When Georgetown University and former NBA players are going to occasionally play hoops at your home, the spotlight is on the court—and it better be exceptional. A large Alexandria family (a husband and wife, plus 11 children), who have friends in the NCAA and pro basketball community, wanted to build a recreational space for hoops, volleyball, and weight and cardio workouts. They also wanted the new 1,820-square-foot addition to be flexible enough to host receptions and other large events.
The recreational space entry blends seamlessly with the home.
The couple tapped Marks-Woods Construction Services (markswoods.com), architect Kim Beasley (kimbeasleyarchitecture.com) and interior designer Gretchen Simon (Pinterest: @gretchensimoninteriors) for the project. Marks-Woods specializes in highend residential renovation projects, from concept to construction. “We get to know clients, not just by project name, but by direct interactions with them and their families,” says Greg Marks, one of the firm’s partners. “Our clients work with the same team on-site while also working directly with all three partners.”
One early design challenge for Beasley: local zoning. Floor area ratio, or FAR, is the sum of all gross horizontal areas under a roof. So, for example, any ceiling height above 15 feet counts double toward the total allowable FAR—which meant the project required a large portion of the roof to be under 15 feet. The ingenious solution? Measure the arc of a basketball shot.

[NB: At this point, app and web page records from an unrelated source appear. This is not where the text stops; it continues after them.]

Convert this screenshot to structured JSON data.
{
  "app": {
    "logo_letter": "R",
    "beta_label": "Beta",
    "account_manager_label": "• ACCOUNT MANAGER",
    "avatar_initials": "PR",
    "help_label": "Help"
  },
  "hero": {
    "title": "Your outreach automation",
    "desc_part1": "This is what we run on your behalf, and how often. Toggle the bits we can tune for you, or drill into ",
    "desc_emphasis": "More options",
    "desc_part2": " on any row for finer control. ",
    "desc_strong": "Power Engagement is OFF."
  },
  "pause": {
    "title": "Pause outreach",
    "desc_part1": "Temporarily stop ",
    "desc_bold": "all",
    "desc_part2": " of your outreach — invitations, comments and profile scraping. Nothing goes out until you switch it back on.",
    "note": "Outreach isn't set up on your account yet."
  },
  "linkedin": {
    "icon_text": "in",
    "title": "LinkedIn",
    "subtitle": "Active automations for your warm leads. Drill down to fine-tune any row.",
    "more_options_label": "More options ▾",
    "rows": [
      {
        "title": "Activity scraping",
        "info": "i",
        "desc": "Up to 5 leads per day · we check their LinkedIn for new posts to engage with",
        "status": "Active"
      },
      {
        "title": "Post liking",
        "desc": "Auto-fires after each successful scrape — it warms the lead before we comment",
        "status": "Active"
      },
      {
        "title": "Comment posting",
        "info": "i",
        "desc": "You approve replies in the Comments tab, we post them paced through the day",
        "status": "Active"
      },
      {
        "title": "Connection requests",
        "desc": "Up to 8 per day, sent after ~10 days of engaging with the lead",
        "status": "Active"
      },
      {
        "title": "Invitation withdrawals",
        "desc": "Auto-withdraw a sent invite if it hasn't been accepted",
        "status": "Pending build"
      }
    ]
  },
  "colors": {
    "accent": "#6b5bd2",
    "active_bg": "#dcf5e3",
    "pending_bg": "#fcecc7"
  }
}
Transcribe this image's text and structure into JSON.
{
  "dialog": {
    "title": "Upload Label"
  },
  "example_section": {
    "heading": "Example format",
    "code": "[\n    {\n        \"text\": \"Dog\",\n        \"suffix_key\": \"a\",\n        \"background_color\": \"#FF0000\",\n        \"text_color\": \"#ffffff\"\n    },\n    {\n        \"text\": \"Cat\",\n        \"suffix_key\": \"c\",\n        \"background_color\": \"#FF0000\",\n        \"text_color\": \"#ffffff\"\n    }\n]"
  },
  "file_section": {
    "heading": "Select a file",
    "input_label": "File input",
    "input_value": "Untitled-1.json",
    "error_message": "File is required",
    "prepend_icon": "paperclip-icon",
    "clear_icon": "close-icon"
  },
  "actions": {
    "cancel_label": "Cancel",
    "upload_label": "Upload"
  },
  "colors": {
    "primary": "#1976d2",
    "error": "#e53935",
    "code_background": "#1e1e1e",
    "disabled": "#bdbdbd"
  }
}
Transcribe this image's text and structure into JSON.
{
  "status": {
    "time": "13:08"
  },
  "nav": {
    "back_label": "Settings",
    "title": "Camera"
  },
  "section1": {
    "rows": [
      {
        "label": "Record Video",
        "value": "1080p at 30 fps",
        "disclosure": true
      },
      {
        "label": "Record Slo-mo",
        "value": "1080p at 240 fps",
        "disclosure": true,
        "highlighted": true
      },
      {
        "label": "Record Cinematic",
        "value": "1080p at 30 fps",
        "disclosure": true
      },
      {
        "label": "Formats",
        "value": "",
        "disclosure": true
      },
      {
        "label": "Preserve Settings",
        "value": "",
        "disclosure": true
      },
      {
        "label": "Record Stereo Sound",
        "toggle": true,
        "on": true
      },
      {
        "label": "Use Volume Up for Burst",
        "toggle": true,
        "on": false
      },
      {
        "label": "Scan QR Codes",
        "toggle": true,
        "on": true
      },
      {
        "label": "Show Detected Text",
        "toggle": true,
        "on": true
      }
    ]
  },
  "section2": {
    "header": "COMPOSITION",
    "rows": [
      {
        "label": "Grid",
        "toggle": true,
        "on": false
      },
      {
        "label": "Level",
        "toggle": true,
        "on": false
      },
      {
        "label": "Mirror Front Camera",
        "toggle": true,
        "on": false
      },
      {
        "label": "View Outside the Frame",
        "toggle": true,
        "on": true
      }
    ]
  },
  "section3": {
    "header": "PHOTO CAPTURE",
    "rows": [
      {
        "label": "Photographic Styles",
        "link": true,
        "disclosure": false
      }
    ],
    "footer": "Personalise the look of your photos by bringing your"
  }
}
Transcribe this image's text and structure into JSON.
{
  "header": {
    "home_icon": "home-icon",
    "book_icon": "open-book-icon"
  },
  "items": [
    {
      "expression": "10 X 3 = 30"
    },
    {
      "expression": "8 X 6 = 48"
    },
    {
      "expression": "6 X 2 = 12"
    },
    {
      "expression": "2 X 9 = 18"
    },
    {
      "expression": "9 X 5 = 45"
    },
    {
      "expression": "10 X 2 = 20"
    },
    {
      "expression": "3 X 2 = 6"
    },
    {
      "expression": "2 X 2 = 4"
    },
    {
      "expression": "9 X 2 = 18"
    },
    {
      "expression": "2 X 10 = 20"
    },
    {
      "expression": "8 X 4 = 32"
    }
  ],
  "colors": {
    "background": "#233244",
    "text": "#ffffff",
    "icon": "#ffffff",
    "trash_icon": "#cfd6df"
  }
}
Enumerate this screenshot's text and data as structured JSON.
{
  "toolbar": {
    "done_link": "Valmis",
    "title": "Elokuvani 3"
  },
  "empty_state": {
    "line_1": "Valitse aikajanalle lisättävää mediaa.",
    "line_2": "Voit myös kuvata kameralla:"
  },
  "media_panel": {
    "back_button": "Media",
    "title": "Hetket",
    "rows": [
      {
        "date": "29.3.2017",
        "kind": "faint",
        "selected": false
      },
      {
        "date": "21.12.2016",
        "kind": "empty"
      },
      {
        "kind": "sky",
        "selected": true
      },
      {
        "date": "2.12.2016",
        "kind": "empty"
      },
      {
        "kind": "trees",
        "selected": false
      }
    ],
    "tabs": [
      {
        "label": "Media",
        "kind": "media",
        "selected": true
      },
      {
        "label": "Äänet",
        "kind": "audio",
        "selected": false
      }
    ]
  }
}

Says Marks, “To ensure the space was both up to code and of professional caliber for basketball play, Kim calculated the arc of the average shot to determine maximum height of the vault area. This determined how far the lower portion of the roof could go versus where the vault started.” It worked beautifully.
The court can accommodate basketball and volleyball.
Marks-Woods also had recessed volleyball posts professionally installed into the court slab. Impactresistant drywall also was incorporated around the perimeter of the court, ensuring the walls didn’t dent upon the high impact of game balls or even players. The basketball backboards are custom collegiate-level grade, whose height can be adjusted; the backboard assembly can withstand dunking, since they were tested by the homeowner’s NCAA and pro-level friends.“The gym also needed to house heavy equipment, which required additional reinforcement for the floor system,” says Marks, who adds the equipment had to be installed before the frameless glass enclosure wall made its way into the project.
The space features 15- foot ceilings.
The initial design for the project was created by Beasley, who worked closely with the Marks-Woods team. Beasley says one of his challenges was to ensure the seamless transition from the main home to the recreational space. “The key to achieving a seamless aesthetic was staying faithful to the original home details such as materials, finishes and colors,” he says. “Team effort is everything on a project like this—the homeowner’s vision becomes an architect’s translation, and it’s all brought to life by a good contractor’s construction.”
With the bones of the project in good hands, Simon was brought on board to give the space its look and to streamline functionality. In addition to a place to play and entertain, Simon says the family clients wanted plenty of storage, a second kitchen and wet bar, and an homage to their beloved Georgetown. The latter wish was granted with lots of Hoya Blue on the wet bar by Braemar cabinetry (braemarcabinetry.com) and on the basketball court. Simon also incorporated wide-plank porcelain tile by Architectural Ceramics (architecturalceramics.com) to match the court’s hardwood. To ensure uniformity, she used the same trim colors guests will see in the main house.
Braemar custom cabinetry was done in the family’s favorite hue: Georgetown Hoya Blue.
“Our team has had the honor of attending Halloween parties, luaus, graduation parties and other special events in the new space,” says Drew Marks, a Marks-Woods partner and operations manager. “To attend one of these events and see how the space flows and functions is truly gratifying—the family’s dream was unfolding right before our eyes. And even better, the clients couldn’t have been happier.”
Photography by: Jenn Verrier